3. Light signal - all the actual photons your sensor detects (or in the case of Vigenetting, photons it fails to detect but can be measured/modeled). This includes:
+ The actual object you want to observe
+ Cosmic rays
+ Vigenetting, dust bunnies, etc.
+ Zodiacal light
+ Air glow/Aurora
+ Atmospheric dispersion of light sources
+ Reflections/dispersion due to (nearby or not) light sources reaching the sensor even though they shouldn't due to the properties of the optics
+ Light pollution
+ Aircraft and satellite trails
+ other stuff I forgot to mention

In serious astrocameras the digital output has a "unity" gain, this means that the ADU (Analog-Digital Units), more commonly known as the pixel value, is equal to the the number of electrons detected from all sources.

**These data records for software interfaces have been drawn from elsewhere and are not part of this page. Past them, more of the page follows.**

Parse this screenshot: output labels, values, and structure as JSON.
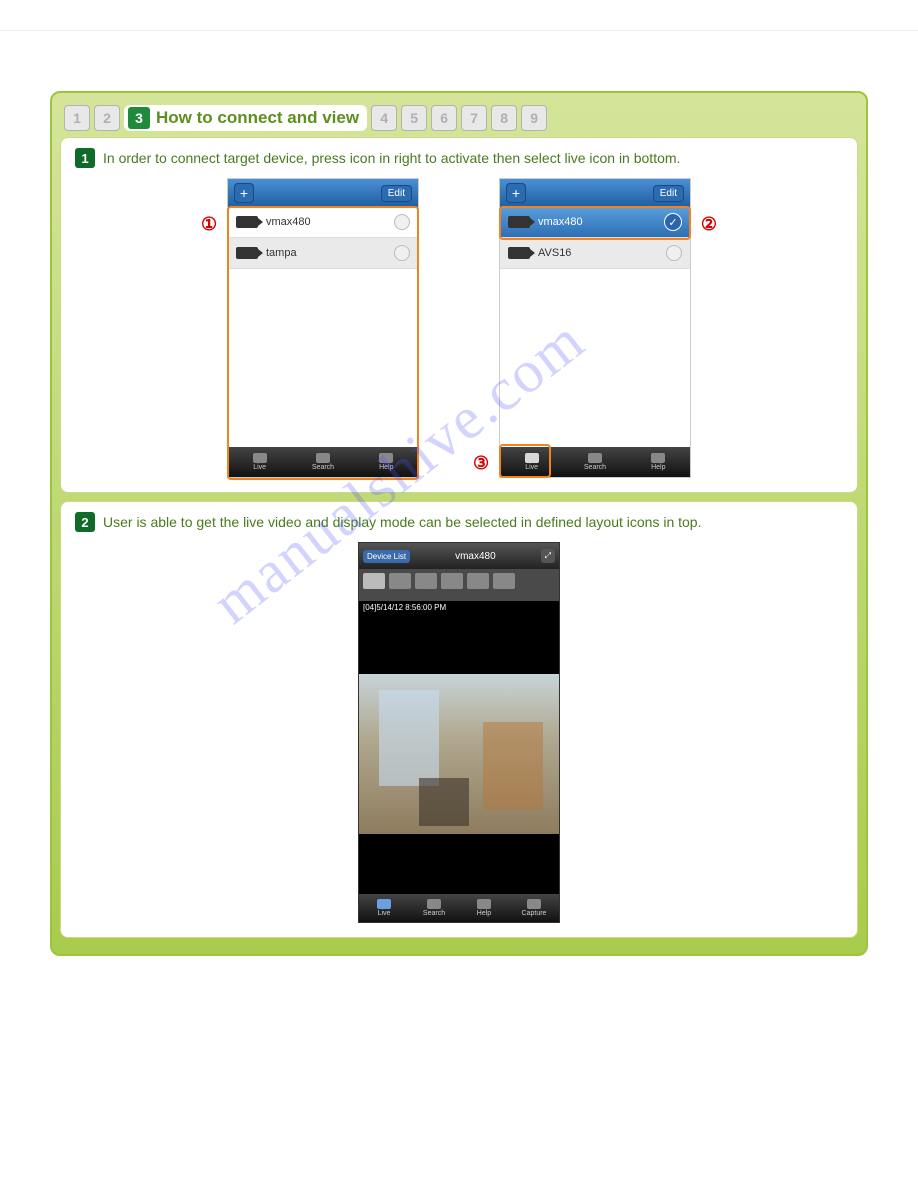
{
  "tabs": {
    "nums_before": [
      "1",
      "2"
    ],
    "active_num": "3",
    "active_title": "How to connect and view",
    "nums_after": [
      "4",
      "5",
      "6",
      "7",
      "8",
      "9"
    ]
  },
  "step1": {
    "badge": "1",
    "text": "In order to connect target device, press icon in right to activate then select live icon in bottom.",
    "phoneA": {
      "edit": "Edit",
      "plus": "+",
      "devices": [
        {
          "name": "vmax480"
        },
        {
          "name": "tampa"
        }
      ],
      "footer": [
        "Live",
        "Search",
        "Help"
      ]
    },
    "phoneB": {
      "edit": "Edit",
      "plus": "+",
      "devices": [
        {
          "name": "vmax480",
          "selected": true
        },
        {
          "name": "AVS16"
        }
      ],
      "footer": [
        "Live",
        "Search",
        "Help"
      ]
    },
    "callouts": {
      "c1": "①",
      "c2": "②",
      "c3": "③"
    }
  },
  "step2": {
    "badge": "2",
    "text": "User is able to get the live video and display mode can be selected in defined layout icons in top.",
    "live": {
      "back": "Device List",
      "title": "vmax480",
      "timestamp": "[04]5/14/12 8:56:00 PM",
      "footer": [
        "Live",
        "Search",
        "Help",
        "Capture"
      ]
    }
  },
  "watermark": "manualshive.com"
}
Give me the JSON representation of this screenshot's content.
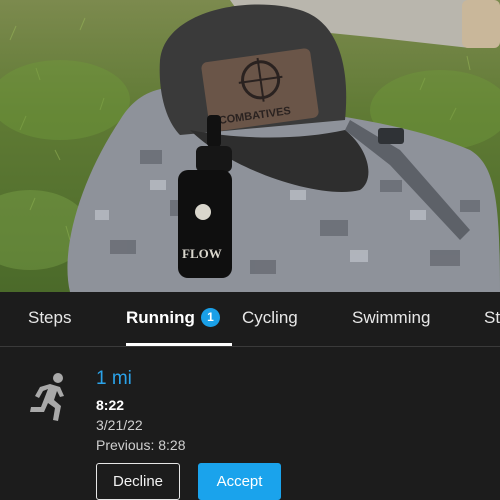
{
  "photo": {
    "patch_text": "COMBATIVES",
    "bottle_text": "FLOW"
  },
  "tabs": [
    {
      "label": "Steps",
      "active": false
    },
    {
      "label": "Running",
      "active": true,
      "badge": "1"
    },
    {
      "label": "Cycling",
      "active": false
    },
    {
      "label": "Swimming",
      "active": false
    },
    {
      "label": "St",
      "active": false
    }
  ],
  "activity": {
    "icon": "running-person-icon",
    "distance": "1 mi",
    "pace": "8:22",
    "date": "3/21/22",
    "previous": "Previous: 8:28"
  },
  "buttons": {
    "decline": "Decline",
    "accept": "Accept"
  },
  "colors": {
    "accent": "#1aa3ec",
    "background": "#1c1c1c",
    "text": "#ffffff"
  }
}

Only the electrons from 3 are actually due to photons and you'd ideally want to avoid having to bother with both the spurious electrons from case 1/2 and many of the photons (you are after all only interested in the photons from the objects you want to observe) from case 3.

There are limits in what we can do to avoid detecting the spurious electrons from 1 and 2 but in most relevant cases 1 only matters if your exposures are too short (and the signal but not the noise can be removed using bias frames) and 2 can be limited by cooling the sensor and if the temperature is steady you can easily remove the signal (but again not the noise) by using dark frame subtraction.

For case 3 some of the signals can be reduced (and thus their inherent noise) by placing the telescope in the right spot (say high and dark), taking the image at the right time (no moon overhead, no aurora), using filters (very narrow-band filters works even from some of the most light polluted areas (I've seen amazing narrow-band images from amateurs in Rome and Athens)), etc. If the signal you want to avoid ever hits the sensor the best you might be able to do is to measure or model it (flat frames, background subtraction, etc.) but then you are again left with removing just the signal and not the noise.

The techniques used to stack sub-exposures (average, median, Sigma-Kappa, etc.) then also have a impact on how the noise and spurious signals are controlled.

Last edited: May 22, 2018
23. May 22, 2018

### davenn

Drakkith and you have said this several times and I really cannot make sense of what you are driving at ??
You are not defining what you mean by the difference in terms of signal and noise
How can you remove signal without removing the noise ? The noise IS a signal, just an unwanted one

24. May 22, 2018

### glappkaeft

Again:
All relevant signals when it comes digital sensors in astronomy are modeled as stochastic processes with a Poisson distribution. This means that the signal is equal to the number of photons/electrons detected by the sensor (this relates to the Nobel Price Einstein did receive on the photoelectric effect) and the noise is thus equal the square root of the signal (in statistics terms the noise is the variance of the signal).

25. May 22, 2018

### glappkaeft

If this is enough you really need to look into the math of signal processing or at least a beginners book on astrophotography like "Making Every Photon Count" or similar. Just like kilograms and Newtons the terms signal and noise has precise technical definitions.

The area involves mostly some specialized university level statistics (statistical processes), some knowledge about the workings of the photo electric effect and the design of digital senors and some rather basic signal processing. Still it is a much to large field to summarize in just a few pages. If you can read Swedish I have a summery on astronet.se of what I perceive as the absolute basic concepts.

Last edited: May 22, 2018